The Challenge Ahead
What Forbes fell short was the explanation what forces actually caused the strong updraft and downdraft? In fact, this is where all theories have failed to explain. If we need to crack the Leh Cloudburst in order to adequately and scientifically explain it, then we must identify what forces were behind both the strong updraft and downdraft.
However, this is the extremely difficult part. There are some many possibilities and more over data is lacking.
The following list of hypothesis provided is just to whet the appetites of future climate researchers who may study the Leh Cloudburst in great depth.1. The meteorologically assigned cloud type associated with the thunderstorm that could have caused destruction on a scale as witnessed in Leh should be logically the cumulonimbus of the super-celled variety. Only a super cell with a rotating updraft can produce extreme severe weather events such as those attributed to the Leh Cloudburst. Winds need to come from different directions to cause the rotation.

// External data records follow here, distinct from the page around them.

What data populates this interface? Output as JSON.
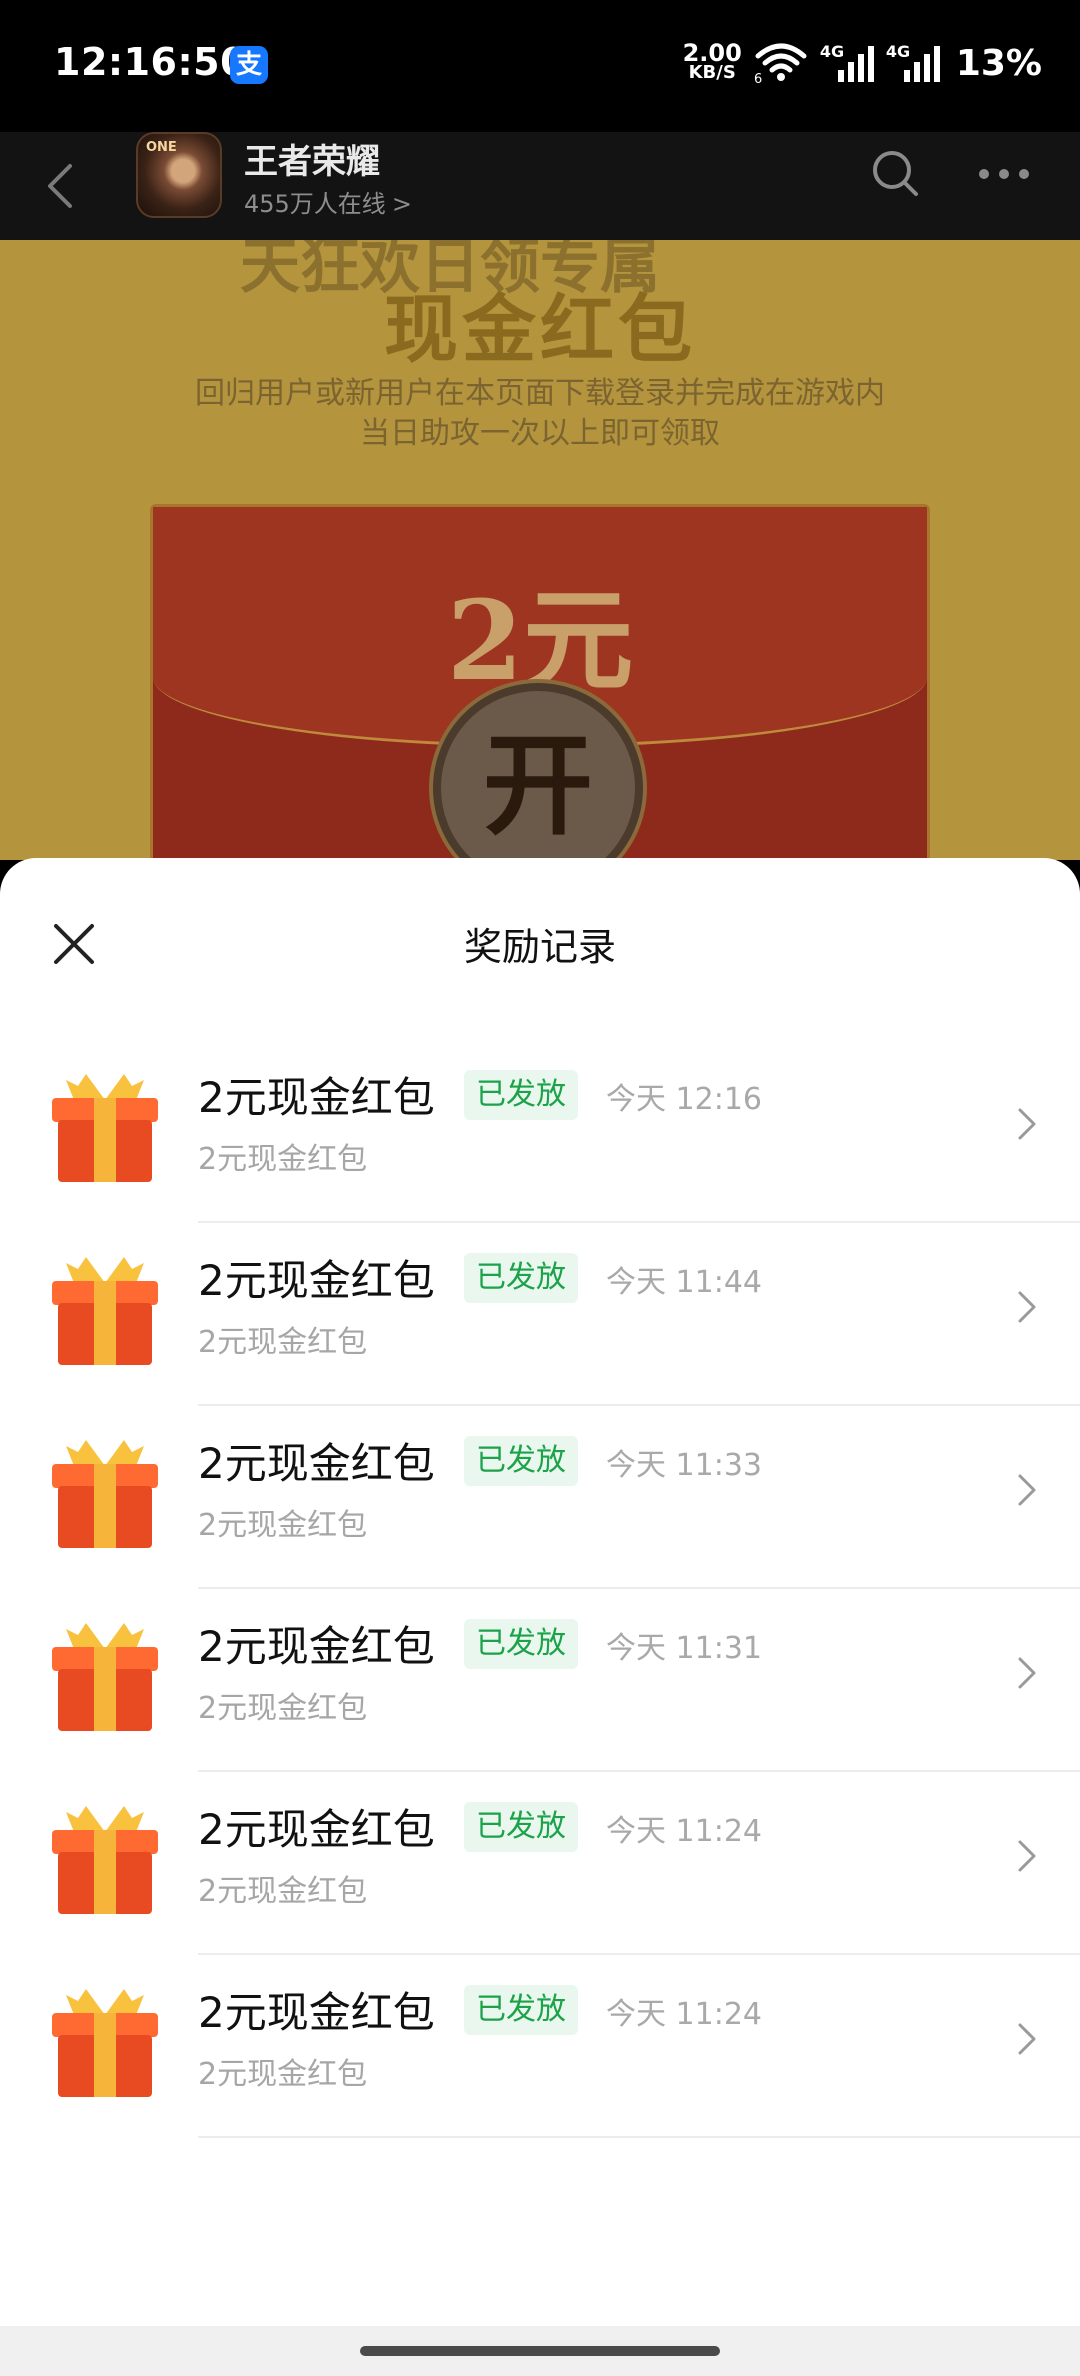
{
  "status_bar": {
    "time": "12:16:50",
    "alipay_glyph": "支",
    "net_speed_value": "2.00",
    "net_speed_unit": "KB/S",
    "wifi_sub": "6",
    "sim1_type": "4G",
    "sim2_type": "4G",
    "battery": "13%"
  },
  "header": {
    "title": "王者荣耀",
    "subtitle": "455万人在线",
    "subtitle_arrow": ">"
  },
  "background_page": {
    "partial_top_text": "天狂欢日领专属",
    "title": "现金红包",
    "desc_line1": "回归用户或新用户在本页面下载登录并完成在游戏内",
    "desc_line2": "当日助攻一次以上即可领取",
    "envelope_amount": "2元",
    "open_button": "开"
  },
  "sheet": {
    "title": "奖励记录",
    "records": [
      {
        "title": "2元现金红包",
        "status": "已发放",
        "time": "今天 12:16",
        "subtitle": "2元现金红包"
      },
      {
        "title": "2元现金红包",
        "status": "已发放",
        "time": "今天 11:44",
        "subtitle": "2元现金红包"
      },
      {
        "title": "2元现金红包",
        "status": "已发放",
        "time": "今天 11:33",
        "subtitle": "2元现金红包"
      },
      {
        "title": "2元现金红包",
        "status": "已发放",
        "time": "今天 11:31",
        "subtitle": "2元现金红包"
      },
      {
        "title": "2元现金红包",
        "status": "已发放",
        "time": "今天 11:24",
        "subtitle": "2元现金红包"
      },
      {
        "title": "2元现金红包",
        "status": "已发放",
        "time": "今天 11:24",
        "subtitle": "2元现金红包"
      }
    ]
  },
  "icons": {
    "back": "chevron-left-icon",
    "search": "search-icon",
    "more": "more-icon",
    "close": "close-icon",
    "gift": "gift-icon",
    "chevron": "chevron-right-icon"
  },
  "colors": {
    "status_badge_text": "#1ca34a",
    "status_badge_bg": "#e9f7ee",
    "gift_body": "#f0562a",
    "gift_ribbon": "#f7b43a"
  }
}
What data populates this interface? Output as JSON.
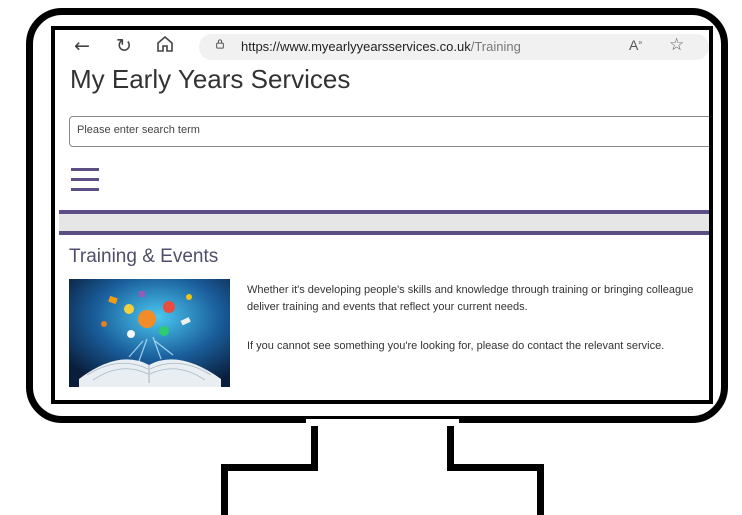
{
  "browser": {
    "url_host": "https://www.myearlyyearsservices.co.uk",
    "url_path": "/Training"
  },
  "site": {
    "title": "My Early Years Services"
  },
  "search": {
    "placeholder": "Please enter search term"
  },
  "section": {
    "title": "Training & Events",
    "paragraph_1_line_1": "Whether it's developing people's skills and knowledge through training or bringing colleague",
    "paragraph_1_line_2": "deliver training and events that reflect your current needs.",
    "paragraph_2": "If you cannot see something you're looking for, please do contact the relevant service."
  },
  "colors": {
    "accent": "#5d4f86",
    "band": "#e6e6e6",
    "frame": "#000000"
  },
  "icons": {
    "back": "back-arrow-icon",
    "refresh": "refresh-icon",
    "home": "home-icon",
    "lock": "lock-icon",
    "read_aloud": "read-aloud-icon",
    "favorite": "star-icon",
    "menu": "hamburger-menu-icon"
  }
}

Moreover, as precipitation is produced in the updraft, the strong upper-level winds blow the precipitation downwind. Hardly any precipitation falls back down through the updraft, so the storm can survive for long periods. However, since the storm survived merely one hour, does it rule out a super-cell and increased the probability of it being only a multi-cell cluster storm?
2. Given the total rainfall, the cloudburst per se held little by way of disaster potential. Can it be ground conditions, natural or manmade (like tree plantations), that accentuated the flash flood impact of the Leh Cloudburst?
3. As per a 2005 report in International Association for Ladakh Studies, Leh holds very high potential for generation of geo-thermal energy lying on the zone of collision between the Indian and the Eurasian plate. Could the trigger for uplift include heating by geo-thermals? Could these also explain why rivers in Leh have been running at alarming levels?
4. Adiabatic heating and cooling is common in convective atmospheric currents. Adiabatic changes in temperature can also occur due to changes in pressure of a gas while not adding or subtracting any heat. Since pressure can also be affected by strong electro-magnetic flux, adiabatic heating or cooling consequently could be affected by the later. Coronal mass ejections (CME) also trigger electromagnetic disturbances on the Earth. The last CME reached earth just 24 hours before the Leh Cloudburst. Could this have triggered either the updraft or downdraft of the tropical storm?
5. Westerlies are part of the jet stream, flowing from west to east. The period mid July to mid August, showed the jet stream demonstrating a kink where it split up into two branches - one deviating from its normal path in the North and another going South to Pakistan. Monsoon rains drive air upward, and that air has to come down somewhere. It usually comes down over the Mediterranean, producing the region’s hot, dry climate. This year, due to jet stream blockages, some of that air seems to have gone north to Russia. Meanwhile, the Siberian cold air usually goes rest over Russia and East Europe, moderating summer temperatures. This time it was blocked and had to go somewhere. This year some of it went to South Asia. The result was heatwaves in Eastern Europe (Russia) and floods in South Asia (Pakistan).
Damodar S. Pai, Director, Forecast, IMD, who closely following Asian weather patterns from his Pune office told Hindustan Times that the torrential rains in Pakistan could have easily occurred in India had the storm built up a few hundred miles away on the Indian side. In the case of Leh, this would be much closer. Very much closer. Could it be this jet stream anomaly be linked to the cloudburst as it can be easily triggered by inflow of cool air from Siberia clashing the warm moist thunderstorm?